The full set of records needs to be retyped exactly.

+++ Input data +++

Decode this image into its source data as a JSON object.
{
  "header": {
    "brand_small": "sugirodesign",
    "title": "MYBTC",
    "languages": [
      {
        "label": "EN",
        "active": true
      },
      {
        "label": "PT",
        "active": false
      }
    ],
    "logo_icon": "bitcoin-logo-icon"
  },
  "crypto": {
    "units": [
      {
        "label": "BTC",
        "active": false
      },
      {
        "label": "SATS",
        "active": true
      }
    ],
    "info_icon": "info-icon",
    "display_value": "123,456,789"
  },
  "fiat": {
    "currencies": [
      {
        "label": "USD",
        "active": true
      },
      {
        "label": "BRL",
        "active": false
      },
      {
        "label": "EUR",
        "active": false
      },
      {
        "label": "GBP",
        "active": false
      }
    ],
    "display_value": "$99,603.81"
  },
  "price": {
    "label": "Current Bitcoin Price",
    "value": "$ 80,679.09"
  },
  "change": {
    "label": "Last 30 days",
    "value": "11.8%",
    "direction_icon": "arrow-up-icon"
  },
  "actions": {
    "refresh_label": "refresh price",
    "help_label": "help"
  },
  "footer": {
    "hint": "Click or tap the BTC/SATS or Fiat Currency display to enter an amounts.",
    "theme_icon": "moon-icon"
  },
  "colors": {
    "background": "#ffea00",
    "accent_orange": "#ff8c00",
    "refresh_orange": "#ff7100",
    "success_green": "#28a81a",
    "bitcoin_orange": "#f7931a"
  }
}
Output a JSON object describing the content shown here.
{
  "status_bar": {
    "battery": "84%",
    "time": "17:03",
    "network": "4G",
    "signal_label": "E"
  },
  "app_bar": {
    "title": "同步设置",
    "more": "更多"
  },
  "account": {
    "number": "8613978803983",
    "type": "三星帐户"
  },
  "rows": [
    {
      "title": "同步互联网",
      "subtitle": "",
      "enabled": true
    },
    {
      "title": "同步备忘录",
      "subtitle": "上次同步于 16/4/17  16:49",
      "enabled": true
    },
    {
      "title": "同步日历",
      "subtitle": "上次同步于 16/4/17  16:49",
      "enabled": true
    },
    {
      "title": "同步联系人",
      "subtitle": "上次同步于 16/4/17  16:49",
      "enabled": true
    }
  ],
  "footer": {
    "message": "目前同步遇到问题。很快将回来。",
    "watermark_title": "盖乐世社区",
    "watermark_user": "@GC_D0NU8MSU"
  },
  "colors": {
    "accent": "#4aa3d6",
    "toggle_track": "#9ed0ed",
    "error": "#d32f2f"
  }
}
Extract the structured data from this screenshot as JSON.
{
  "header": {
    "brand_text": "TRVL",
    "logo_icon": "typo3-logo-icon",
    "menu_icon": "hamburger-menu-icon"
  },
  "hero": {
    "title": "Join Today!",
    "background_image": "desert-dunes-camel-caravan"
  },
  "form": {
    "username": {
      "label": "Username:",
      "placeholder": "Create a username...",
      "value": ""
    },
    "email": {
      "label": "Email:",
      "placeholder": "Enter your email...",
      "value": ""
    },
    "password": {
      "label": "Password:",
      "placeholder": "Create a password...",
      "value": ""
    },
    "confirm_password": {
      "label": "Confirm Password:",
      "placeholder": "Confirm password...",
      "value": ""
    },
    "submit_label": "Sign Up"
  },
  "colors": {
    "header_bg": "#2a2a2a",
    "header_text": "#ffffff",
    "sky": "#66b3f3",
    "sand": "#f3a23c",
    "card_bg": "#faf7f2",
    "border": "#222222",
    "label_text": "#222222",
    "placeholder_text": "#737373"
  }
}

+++

## Finished exercise
Decode this image into its source data as a JSON object.
{
  "header": {
    "brand_small": "sugirodesign",
    "title": "MYBTC",
    "languages": [
      {
        "label": "EN",
        "active": true
      },
      {
        "label": "PT",
        "active": false
      }
    ],
    "logo_icon": "bitcoin-logo-icon"
  },
  "crypto": {
    "units": [
      {
        "label": "BTC",
        "active": false
      },
      {
        "label": "SATS",
        "active": true
      }
    ],
    "info_icon": "info-icon",
    "display_value": "123,456,789"
  },
  "fiat": {
    "currencies": [
      {
        "label": "USD",
        "active": true
      },
      {
        "label": "BRL",
        "active": false
      },
      {
        "label": "EUR",
        "active": false
      },
      {
        "label": "GBP",
        "active": false
      }
    ],
    "display_value": "$99,603.81"
  },
  "price": {
    "label": "Current Bitcoin Price",
    "value": "$ 80,679.09"
  },
  "change": {
    "label": "Last 30 days",
    "value": "11.8%",
    "direction_icon": "arrow-up-icon"
  },
  "actions": {
    "refresh_label": "refresh price",
    "help_label": "help"
  },
  "footer": {
    "hint": "Click or tap the BTC/SATS or Fiat Currency display to enter an amounts.",
    "theme_icon": "moon-icon"
  },
  "colors": {
    "background": "#ffea00",
    "accent_orange": "#ff8c00",
    "refresh_orange": "#ff7100",
    "success_green": "#28a81a",
    "bitcoin_orange": "#f7931a"
  }
}
Output a JSON object describing the content shown here.
{
  "status_bar": {
    "battery": "84%",
    "time": "17:03",
    "network": "4G",
    "signal_label": "E"
  },
  "app_bar": {
    "title": "同步设置",
    "more": "更多"
  },
  "account": {
    "number": "8613978803983",
    "type": "三星帐户"
  },
  "rows": [
    {
      "title": "同步互联网",
      "subtitle": "",
      "enabled": true
    },
    {
      "title": "同步备忘录",
      "subtitle": "上次同步于 16/4/17  16:49",
      "enabled": true
    },
    {
      "title": "同步日历",
      "subtitle": "上次同步于 16/4/17  16:49",
      "enabled": true
    },
    {
      "title": "同步联系人",
      "subtitle": "上次同步于 16/4/17  16:49",
      "enabled": true
    }
  ],
  "footer": {
    "message": "目前同步遇到问题。很快将回来。",
    "watermark_title": "盖乐世社区",
    "watermark_user": "@GC_D0NU8MSU"
  },
  "colors": {
    "accent": "#4aa3d6",
    "toggle_track": "#9ed0ed",
    "error": "#d32f2f"
  }
}
Extract the structured data from this screenshot as JSON.
{
  "header": {
    "brand_text": "TRVL",
    "logo_icon": "typo3-logo-icon",
    "menu_icon": "hamburger-menu-icon"
  },
  "hero": {
    "title": "Join Today!",
    "background_image": "desert-dunes-camel-caravan"
  },
  "form": {
    "username": {
      "label": "Username:",
      "placeholder": "Create a username...",
      "value": ""
    },
    "email": {
      "label": "Email:",
      "placeholder": "Enter your email...",
      "value": ""
    },
    "password": {
      "label": "Password:",
      "placeholder": "Create a password...",
      "value": ""
    },
    "confirm_password": {
      "label": "Confirm Password:",
      "placeholder": "Confirm password...",
      "value": ""
    },
    "submit_label": "Sign Up"
  },
  "colors": {
    "header_bg": "#2a2a2a",
    "header_text": "#ffffff",
    "sky": "#66b3f3",
    "sand": "#f3a23c",
    "card_bg": "#faf7f2",
    "border": "#222222",
    "label_text": "#222222",
    "placeholder_text": "#737373"
  }
}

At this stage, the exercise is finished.